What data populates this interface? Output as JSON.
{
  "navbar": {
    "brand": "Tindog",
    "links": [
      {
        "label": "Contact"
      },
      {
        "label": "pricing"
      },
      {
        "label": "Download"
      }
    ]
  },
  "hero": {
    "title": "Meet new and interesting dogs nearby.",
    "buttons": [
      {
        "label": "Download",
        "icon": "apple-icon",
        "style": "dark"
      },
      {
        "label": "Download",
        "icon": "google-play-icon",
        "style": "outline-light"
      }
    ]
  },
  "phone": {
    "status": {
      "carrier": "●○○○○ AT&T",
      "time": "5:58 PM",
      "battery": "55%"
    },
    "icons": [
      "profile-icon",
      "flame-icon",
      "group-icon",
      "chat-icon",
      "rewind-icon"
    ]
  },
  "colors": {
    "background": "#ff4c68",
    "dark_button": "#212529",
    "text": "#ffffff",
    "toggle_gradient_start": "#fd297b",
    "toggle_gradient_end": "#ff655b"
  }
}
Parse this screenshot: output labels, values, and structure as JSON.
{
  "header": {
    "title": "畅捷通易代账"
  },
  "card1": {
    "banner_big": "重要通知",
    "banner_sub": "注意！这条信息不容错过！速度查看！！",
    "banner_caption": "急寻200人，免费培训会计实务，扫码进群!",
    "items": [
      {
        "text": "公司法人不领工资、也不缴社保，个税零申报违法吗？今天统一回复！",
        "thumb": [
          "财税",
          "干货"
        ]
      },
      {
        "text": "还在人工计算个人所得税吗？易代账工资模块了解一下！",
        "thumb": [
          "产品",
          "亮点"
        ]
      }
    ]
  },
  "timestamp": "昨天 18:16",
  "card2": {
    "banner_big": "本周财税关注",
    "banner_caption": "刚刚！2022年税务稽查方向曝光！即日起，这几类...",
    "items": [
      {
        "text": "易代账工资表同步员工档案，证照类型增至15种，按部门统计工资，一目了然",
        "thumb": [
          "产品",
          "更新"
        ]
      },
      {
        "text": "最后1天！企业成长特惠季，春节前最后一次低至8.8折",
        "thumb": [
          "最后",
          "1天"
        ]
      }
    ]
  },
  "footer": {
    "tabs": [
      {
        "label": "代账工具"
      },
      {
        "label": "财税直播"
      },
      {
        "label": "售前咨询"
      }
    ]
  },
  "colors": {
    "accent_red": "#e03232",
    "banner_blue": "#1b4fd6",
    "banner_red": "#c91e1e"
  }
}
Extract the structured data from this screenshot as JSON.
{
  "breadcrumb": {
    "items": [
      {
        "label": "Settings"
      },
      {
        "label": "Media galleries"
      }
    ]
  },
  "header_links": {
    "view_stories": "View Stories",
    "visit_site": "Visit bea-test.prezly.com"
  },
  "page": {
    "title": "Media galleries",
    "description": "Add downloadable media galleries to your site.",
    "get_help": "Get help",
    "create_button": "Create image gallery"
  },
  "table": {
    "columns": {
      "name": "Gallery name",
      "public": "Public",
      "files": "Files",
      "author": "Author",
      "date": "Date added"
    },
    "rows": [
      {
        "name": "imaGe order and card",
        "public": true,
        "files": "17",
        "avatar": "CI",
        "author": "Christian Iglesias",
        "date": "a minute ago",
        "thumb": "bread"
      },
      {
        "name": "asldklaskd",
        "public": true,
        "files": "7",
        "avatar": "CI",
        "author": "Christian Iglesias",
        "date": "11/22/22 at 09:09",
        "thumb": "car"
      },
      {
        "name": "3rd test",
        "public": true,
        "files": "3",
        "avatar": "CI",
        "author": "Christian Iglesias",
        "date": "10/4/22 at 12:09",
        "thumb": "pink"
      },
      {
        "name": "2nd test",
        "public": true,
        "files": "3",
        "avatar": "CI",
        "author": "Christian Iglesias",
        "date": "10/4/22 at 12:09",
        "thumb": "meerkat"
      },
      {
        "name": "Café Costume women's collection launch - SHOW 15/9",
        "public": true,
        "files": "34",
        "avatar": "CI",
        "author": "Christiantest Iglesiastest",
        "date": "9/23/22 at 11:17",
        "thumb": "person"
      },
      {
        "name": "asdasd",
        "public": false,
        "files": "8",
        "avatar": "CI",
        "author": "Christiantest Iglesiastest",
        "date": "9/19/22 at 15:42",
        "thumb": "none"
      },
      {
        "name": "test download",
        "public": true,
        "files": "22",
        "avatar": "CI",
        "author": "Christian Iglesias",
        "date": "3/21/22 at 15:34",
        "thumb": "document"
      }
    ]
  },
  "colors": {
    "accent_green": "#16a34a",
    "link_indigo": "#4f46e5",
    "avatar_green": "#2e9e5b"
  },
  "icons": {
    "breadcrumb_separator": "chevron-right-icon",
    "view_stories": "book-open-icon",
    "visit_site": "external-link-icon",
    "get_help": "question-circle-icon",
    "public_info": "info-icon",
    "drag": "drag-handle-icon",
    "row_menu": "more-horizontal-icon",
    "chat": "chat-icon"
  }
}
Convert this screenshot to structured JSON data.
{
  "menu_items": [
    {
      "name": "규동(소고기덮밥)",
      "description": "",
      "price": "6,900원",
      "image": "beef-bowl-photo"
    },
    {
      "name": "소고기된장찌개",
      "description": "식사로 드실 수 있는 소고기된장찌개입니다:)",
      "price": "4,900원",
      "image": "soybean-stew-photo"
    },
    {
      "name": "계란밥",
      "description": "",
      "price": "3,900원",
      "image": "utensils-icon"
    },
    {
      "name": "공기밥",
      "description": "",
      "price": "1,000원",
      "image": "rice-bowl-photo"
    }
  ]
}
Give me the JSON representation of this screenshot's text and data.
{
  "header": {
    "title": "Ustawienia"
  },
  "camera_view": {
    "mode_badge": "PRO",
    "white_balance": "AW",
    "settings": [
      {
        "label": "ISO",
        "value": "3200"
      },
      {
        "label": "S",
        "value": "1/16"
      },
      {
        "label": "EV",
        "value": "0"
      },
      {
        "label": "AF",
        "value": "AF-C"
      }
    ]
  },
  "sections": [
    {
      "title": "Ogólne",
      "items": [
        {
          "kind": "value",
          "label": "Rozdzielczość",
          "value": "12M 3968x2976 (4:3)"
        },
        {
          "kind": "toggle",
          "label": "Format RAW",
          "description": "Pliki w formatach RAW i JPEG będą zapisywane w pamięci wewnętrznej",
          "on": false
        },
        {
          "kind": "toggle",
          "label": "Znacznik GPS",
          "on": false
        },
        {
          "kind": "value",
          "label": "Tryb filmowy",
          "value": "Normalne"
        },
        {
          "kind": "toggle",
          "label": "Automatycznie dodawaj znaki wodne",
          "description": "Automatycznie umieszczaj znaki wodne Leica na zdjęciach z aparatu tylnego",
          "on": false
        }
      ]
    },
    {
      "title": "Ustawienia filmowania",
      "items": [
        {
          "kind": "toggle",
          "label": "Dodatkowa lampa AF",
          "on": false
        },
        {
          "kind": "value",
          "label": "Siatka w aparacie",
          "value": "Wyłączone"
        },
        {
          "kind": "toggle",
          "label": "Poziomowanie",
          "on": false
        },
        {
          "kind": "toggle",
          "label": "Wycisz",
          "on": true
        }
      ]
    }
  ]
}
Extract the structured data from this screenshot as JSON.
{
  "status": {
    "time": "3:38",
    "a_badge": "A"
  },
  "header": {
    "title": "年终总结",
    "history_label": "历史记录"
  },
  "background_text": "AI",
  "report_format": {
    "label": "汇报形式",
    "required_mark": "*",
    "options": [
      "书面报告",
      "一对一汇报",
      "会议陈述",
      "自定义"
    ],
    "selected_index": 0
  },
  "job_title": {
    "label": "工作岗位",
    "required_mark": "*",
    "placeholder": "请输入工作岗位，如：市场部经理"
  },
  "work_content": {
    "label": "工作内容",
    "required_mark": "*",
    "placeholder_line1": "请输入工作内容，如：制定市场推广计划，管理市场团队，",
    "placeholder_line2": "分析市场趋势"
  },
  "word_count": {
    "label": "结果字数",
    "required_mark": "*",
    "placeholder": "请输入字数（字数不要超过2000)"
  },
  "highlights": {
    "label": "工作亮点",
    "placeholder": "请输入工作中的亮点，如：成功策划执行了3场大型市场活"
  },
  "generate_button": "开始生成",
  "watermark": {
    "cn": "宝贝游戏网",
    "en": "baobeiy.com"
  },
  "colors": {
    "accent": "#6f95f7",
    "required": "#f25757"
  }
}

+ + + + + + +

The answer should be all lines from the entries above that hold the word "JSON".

**Result below**
What data populates this interface? Output as JSON.
Parse this screenshot: output labels, values, and structure as JSON.
Extract the structured data from this screenshot as JSON.
Convert this screenshot to structured JSON data.
Give me the JSON representation of this screenshot's text and data.
Extract the structured data from this screenshot as JSON.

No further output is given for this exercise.